When during the Springbok Tour, Marion and I and our family sat on the Southern Motorway to disrupt traffic heading for the game at Eden Park, we were threatened by truncheon-wielding police. Threatened with arrest, a night in the cells and our day in court. We were breaking the law! But we didn’t budge! And we physically resisted being forcibly removed! That was our “brandishing the whip” moment! Wasn’t it Dietrich Bonhoeffer who talked of “Costly Discipleship”? Following Jesus can be costly - It can cost us. Like Jesus, Bonhoeffer vehemently opposed a system he believed was wrong – and it cost! It finally cost him his life! Costly discipleship: Supporting the needy, opposing injustice, standing up for what we believe is right? Brandishing the whip? Does it …. should it …. happen today?

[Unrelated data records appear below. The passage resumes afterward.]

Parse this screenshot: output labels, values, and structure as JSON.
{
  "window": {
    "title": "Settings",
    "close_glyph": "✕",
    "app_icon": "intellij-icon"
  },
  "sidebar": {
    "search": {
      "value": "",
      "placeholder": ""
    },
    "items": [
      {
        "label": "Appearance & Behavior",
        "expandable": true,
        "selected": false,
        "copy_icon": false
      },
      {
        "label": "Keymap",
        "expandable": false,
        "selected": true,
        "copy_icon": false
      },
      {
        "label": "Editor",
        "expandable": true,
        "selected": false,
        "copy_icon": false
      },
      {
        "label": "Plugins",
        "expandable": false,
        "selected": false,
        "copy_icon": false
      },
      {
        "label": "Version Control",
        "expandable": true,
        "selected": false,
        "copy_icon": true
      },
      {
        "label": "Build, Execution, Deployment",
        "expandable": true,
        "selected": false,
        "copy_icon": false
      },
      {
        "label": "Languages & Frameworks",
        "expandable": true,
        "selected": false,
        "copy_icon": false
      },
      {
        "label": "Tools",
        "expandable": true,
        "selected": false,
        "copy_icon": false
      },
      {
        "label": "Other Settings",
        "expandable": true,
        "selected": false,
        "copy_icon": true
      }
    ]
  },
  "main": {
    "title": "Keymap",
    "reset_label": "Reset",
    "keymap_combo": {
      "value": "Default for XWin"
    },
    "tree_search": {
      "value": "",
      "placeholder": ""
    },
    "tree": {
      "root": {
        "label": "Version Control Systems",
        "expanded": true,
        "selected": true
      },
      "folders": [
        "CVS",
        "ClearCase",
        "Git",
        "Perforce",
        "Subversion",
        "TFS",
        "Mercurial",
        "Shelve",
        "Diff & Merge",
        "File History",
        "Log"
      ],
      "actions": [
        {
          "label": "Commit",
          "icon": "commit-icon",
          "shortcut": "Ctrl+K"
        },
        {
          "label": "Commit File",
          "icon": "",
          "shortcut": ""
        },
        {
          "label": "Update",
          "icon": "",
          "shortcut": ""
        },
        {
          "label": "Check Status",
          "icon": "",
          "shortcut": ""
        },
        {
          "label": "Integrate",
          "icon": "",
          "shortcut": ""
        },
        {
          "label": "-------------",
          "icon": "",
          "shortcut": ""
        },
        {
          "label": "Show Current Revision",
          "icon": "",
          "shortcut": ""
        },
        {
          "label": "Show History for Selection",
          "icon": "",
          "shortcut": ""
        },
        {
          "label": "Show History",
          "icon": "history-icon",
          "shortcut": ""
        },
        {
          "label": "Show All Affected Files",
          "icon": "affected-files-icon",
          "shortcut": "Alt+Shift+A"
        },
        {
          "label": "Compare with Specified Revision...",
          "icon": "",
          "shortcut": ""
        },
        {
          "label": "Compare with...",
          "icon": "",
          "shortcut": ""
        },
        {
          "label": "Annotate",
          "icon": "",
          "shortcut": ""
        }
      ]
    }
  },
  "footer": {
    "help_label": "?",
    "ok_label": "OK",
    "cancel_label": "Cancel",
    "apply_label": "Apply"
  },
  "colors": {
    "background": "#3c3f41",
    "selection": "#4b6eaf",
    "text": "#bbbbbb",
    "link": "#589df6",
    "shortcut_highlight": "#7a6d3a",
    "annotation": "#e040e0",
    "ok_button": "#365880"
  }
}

Have you read The Boston Declaration? I recommend it – you can find it on the Internet. The Declaration was signed by over 300 Christian Theologians on November 20th 2017 at a gathering of over 10,000 American religious scholars and professionals at Boston. In a dramatic Press Conference, where supporters dressed in sackcloth and ashes, an impassioned call was made for repentance and radical change in Christianity in the United States. The Press headline read “Repent and believe in the Gospel! Over 300 Christian Theologians challenge the corruption of U.S. Christianity!” A ‘cracking of the whip’ moment! An attack from within! An attack on all that is petty, peripheral and corrupt in the church! In an introduction to the Declaration, Susan Thistlethwaite, Professor of Theology at Chicago Theological Seminary, compares the present situation in the USA with that in Nazi Germany: The Christianity that Bonhoeffer denounced is the same Christianity we denounce today! It is a Christianity that literally enables hate; hate for people of colour, for immigrants, for those of other religions, for gay, lesbian and transgender human beings, for women and girls, for the poor and most vulnerable among us …. Our task as Christians is to announce the good news of the Gospel. The good news of the radical inclusiveness of God, for God so loved the world ….the whole world. Including the world of animals and plants and the entire ecosystem that is a victim of this same rapaciousness and nearly mindless drive for political domination …..” So what was the reaction? I leave you to guess!
What is this “Reflection” all about this morning? Could it be about James’ …. or John’s …. or Jesus’ definition of true religion? To care for the needy, to seek social justice, and not to become embroiled in the petty trivia that so often threatens to overwhelms us? Perhaps …. sometimes …. costly discipleship requires a brandishing of the whip moment?